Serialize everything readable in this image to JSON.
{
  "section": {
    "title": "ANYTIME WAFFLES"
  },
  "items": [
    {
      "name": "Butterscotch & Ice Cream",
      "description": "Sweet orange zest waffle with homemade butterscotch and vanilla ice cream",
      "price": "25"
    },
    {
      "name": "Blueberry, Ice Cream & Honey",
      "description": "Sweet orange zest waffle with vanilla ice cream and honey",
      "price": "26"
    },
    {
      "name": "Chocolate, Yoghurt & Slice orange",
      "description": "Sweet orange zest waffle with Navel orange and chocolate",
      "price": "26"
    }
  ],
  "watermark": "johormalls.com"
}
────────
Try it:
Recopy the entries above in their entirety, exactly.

Answer section:
Serialize everything readable in this image to JSON.
{
  "section": {
    "title": "ANYTIME WAFFLES"
  },
  "items": [
    {
      "name": "Butterscotch & Ice Cream",
      "description": "Sweet orange zest waffle with homemade butterscotch and vanilla ice cream",
      "price": "25"
    },
    {
      "name": "Blueberry, Ice Cream & Honey",
      "description": "Sweet orange zest waffle with vanilla ice cream and honey",
      "price": "26"
    },
    {
      "name": "Chocolate, Yoghurt & Slice orange",
      "description": "Sweet orange zest waffle with Navel orange and chocolate",
      "price": "26"
    }
  ],
  "watermark": "johormalls.com"
}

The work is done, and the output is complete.